Problem to work on
Down to the last line, write out the entries below exactly and omit all pictures.

((

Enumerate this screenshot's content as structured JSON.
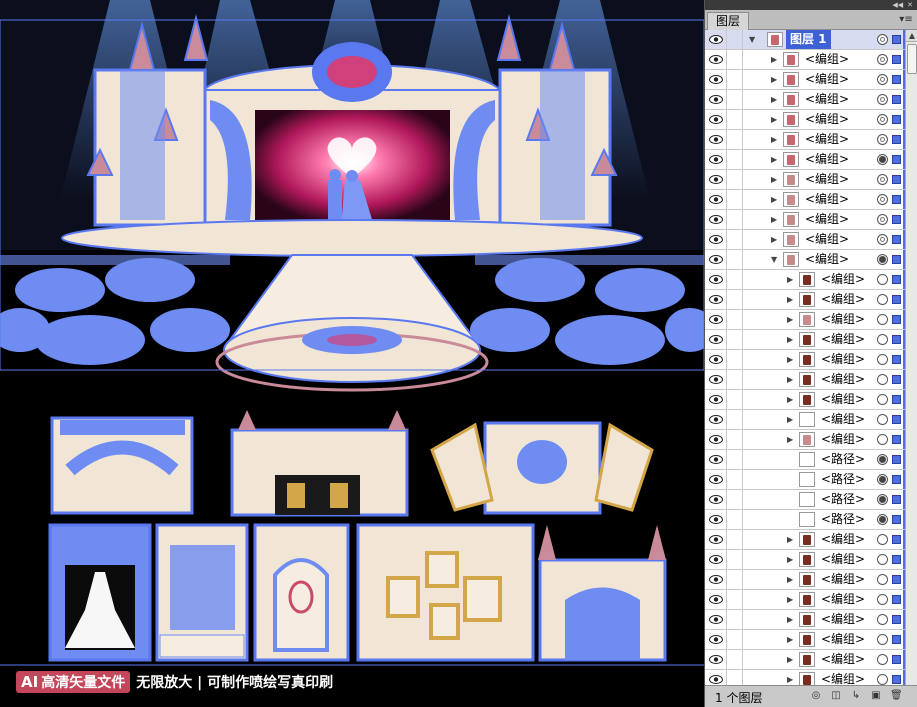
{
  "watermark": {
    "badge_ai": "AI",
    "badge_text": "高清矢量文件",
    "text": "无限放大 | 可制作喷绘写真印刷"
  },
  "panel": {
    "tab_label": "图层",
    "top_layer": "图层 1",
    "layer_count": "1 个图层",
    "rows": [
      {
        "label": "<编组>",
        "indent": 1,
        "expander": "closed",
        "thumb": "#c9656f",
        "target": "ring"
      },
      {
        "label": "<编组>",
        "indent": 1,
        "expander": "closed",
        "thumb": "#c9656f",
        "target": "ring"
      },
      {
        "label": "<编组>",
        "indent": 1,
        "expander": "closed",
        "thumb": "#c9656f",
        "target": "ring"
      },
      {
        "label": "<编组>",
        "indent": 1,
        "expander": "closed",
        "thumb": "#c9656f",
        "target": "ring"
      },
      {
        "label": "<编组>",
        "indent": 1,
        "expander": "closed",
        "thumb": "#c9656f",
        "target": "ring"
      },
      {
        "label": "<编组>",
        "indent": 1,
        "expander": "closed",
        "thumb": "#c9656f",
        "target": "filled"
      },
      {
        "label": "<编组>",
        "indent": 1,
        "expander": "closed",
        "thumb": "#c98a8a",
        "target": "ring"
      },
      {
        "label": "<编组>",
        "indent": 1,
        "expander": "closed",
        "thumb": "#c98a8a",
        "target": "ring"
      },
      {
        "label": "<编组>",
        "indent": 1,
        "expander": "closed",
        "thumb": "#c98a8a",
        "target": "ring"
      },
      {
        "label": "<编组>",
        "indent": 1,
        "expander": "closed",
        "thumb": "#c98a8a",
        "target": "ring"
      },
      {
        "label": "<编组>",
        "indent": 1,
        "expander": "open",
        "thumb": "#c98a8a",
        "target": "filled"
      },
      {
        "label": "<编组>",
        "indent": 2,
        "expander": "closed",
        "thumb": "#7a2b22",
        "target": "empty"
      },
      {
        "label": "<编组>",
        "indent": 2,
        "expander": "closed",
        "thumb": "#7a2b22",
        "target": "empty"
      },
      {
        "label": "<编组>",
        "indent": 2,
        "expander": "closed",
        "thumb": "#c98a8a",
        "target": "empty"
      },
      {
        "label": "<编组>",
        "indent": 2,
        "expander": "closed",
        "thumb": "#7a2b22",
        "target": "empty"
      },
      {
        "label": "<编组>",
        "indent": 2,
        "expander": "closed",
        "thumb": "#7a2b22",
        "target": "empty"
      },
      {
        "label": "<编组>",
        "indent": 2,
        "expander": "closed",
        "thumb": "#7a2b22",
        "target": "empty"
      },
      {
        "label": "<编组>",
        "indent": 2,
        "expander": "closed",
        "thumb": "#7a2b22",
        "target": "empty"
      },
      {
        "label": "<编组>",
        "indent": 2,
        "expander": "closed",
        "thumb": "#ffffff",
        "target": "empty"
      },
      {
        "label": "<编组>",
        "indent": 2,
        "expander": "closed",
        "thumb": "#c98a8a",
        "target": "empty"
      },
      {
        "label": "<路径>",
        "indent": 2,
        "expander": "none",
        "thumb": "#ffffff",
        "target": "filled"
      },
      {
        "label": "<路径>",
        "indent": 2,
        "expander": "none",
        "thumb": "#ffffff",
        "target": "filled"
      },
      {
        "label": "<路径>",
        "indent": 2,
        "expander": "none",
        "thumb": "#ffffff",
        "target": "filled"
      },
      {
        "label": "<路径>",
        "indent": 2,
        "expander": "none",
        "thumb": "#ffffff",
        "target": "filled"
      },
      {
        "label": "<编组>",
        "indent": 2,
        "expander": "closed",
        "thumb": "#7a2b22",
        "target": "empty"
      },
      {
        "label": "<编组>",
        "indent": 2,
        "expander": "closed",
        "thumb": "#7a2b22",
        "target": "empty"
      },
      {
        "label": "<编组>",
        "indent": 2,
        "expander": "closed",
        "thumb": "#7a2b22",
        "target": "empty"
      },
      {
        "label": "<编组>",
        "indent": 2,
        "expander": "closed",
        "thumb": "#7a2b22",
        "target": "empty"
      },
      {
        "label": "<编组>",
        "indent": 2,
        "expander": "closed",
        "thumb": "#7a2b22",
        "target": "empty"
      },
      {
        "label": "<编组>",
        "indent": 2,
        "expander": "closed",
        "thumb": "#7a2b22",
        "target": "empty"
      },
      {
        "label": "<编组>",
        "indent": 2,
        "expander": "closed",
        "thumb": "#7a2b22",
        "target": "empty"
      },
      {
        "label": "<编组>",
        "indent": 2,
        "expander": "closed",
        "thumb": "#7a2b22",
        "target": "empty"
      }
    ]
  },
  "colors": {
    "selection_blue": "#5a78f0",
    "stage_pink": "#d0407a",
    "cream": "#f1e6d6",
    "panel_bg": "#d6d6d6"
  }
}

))

Task result
Enumerate this screenshot's content as structured JSON.
{
  "watermark": {
    "badge_ai": "AI",
    "badge_text": "高清矢量文件",
    "text": "无限放大 | 可制作喷绘写真印刷"
  },
  "panel": {
    "tab_label": "图层",
    "top_layer": "图层 1",
    "layer_count": "1 个图层",
    "rows": [
      {
        "label": "<编组>",
        "indent": 1,
        "expander": "closed",
        "thumb": "#c9656f",
        "target": "ring"
      },
      {
        "label": "<编组>",
        "indent": 1,
        "expander": "closed",
        "thumb": "#c9656f",
        "target": "ring"
      },
      {
        "label": "<编组>",
        "indent": 1,
        "expander": "closed",
        "thumb": "#c9656f",
        "target": "ring"
      },
      {
        "label": "<编组>",
        "indent": 1,
        "expander": "closed",
        "thumb": "#c9656f",
        "target": "ring"
      },
      {
        "label": "<编组>",
        "indent": 1,
        "expander": "closed",
        "thumb": "#c9656f",
        "target": "ring"
      },
      {
        "label": "<编组>",
        "indent": 1,
        "expander": "closed",
        "thumb": "#c9656f",
        "target": "filled"
      },
      {
        "label": "<编组>",
        "indent": 1,
        "expander": "closed",
        "thumb": "#c98a8a",
        "target": "ring"
      },
      {
        "label": "<编组>",
        "indent": 1,
        "expander": "closed",
        "thumb": "#c98a8a",
        "target": "ring"
      },
      {
        "label": "<编组>",
        "indent": 1,
        "expander": "closed",
        "thumb": "#c98a8a",
        "target": "ring"
      },
      {
        "label": "<编组>",
        "indent": 1,
        "expander": "closed",
        "thumb": "#c98a8a",
        "target": "ring"
      },
      {
        "label": "<编组>",
        "indent": 1,
        "expander": "open",
        "thumb": "#c98a8a",
        "target": "filled"
      },
      {
        "label": "<编组>",
        "indent": 2,
        "expander": "closed",
        "thumb": "#7a2b22",
        "target": "empty"
      },
      {
        "label": "<编组>",
        "indent": 2,
        "expander": "closed",
        "thumb": "#7a2b22",
        "target": "empty"
      },
      {
        "label": "<编组>",
        "indent": 2,
        "expander": "closed",
        "thumb": "#c98a8a",
        "target": "empty"
      },
      {
        "label": "<编组>",
        "indent": 2,
        "expander": "closed",
        "thumb": "#7a2b22",
        "target": "empty"
      },
      {
        "label": "<编组>",
        "indent": 2,
        "expander": "closed",
        "thumb": "#7a2b22",
        "target": "empty"
      },
      {
        "label": "<编组>",
        "indent": 2,
        "expander": "closed",
        "thumb": "#7a2b22",
        "target": "empty"
      },
      {
        "label": "<编组>",
        "indent": 2,
        "expander": "closed",
        "thumb": "#7a2b22",
        "target": "empty"
      },
      {
        "label": "<编组>",
        "indent": 2,
        "expander": "closed",
        "thumb": "#ffffff",
        "target": "empty"
      },
      {
        "label": "<编组>",
        "indent": 2,
        "expander": "closed",
        "thumb": "#c98a8a",
        "target": "empty"
      },
      {
        "label": "<路径>",
        "indent": 2,
        "expander": "none",
        "thumb": "#ffffff",
        "target": "filled"
      },
      {
        "label": "<路径>",
        "indent": 2,
        "expander": "none",
        "thumb": "#ffffff",
        "target": "filled"
      },
      {
        "label": "<路径>",
        "indent": 2,
        "expander": "none",
        "thumb": "#ffffff",
        "target": "filled"
      },
      {
        "label": "<路径>",
        "indent": 2,
        "expander": "none",
        "thumb": "#ffffff",
        "target": "filled"
      },
      {
        "label": "<编组>",
        "indent": 2,
        "expander": "closed",
        "thumb": "#7a2b22",
        "target": "empty"
      },
      {
        "label": "<编组>",
        "indent": 2,
        "expander": "closed",
        "thumb": "#7a2b22",
        "target": "empty"
      },
      {
        "label": "<编组>",
        "indent": 2,
        "expander": "closed",
        "thumb": "#7a2b22",
        "target": "empty"
      },
      {
        "label": "<编组>",
        "indent": 2,
        "expander": "closed",
        "thumb": "#7a2b22",
        "target": "empty"
      },
      {
        "label": "<编组>",
        "indent": 2,
        "expander": "closed",
        "thumb": "#7a2b22",
        "target": "empty"
      },
      {
        "label": "<编组>",
        "indent": 2,
        "expander": "closed",
        "thumb": "#7a2b22",
        "target": "empty"
      },
      {
        "label": "<编组>",
        "indent": 2,
        "expander": "closed",
        "thumb": "#7a2b22",
        "target": "empty"
      },
      {
        "label": "<编组>",
        "indent": 2,
        "expander": "closed",
        "thumb": "#7a2b22",
        "target": "empty"
      }
    ]
  },
  "colors": {
    "selection_blue": "#5a78f0",
    "stage_pink": "#d0407a",
    "cream": "#f1e6d6",
    "panel_bg": "#d6d6d6"
  }
}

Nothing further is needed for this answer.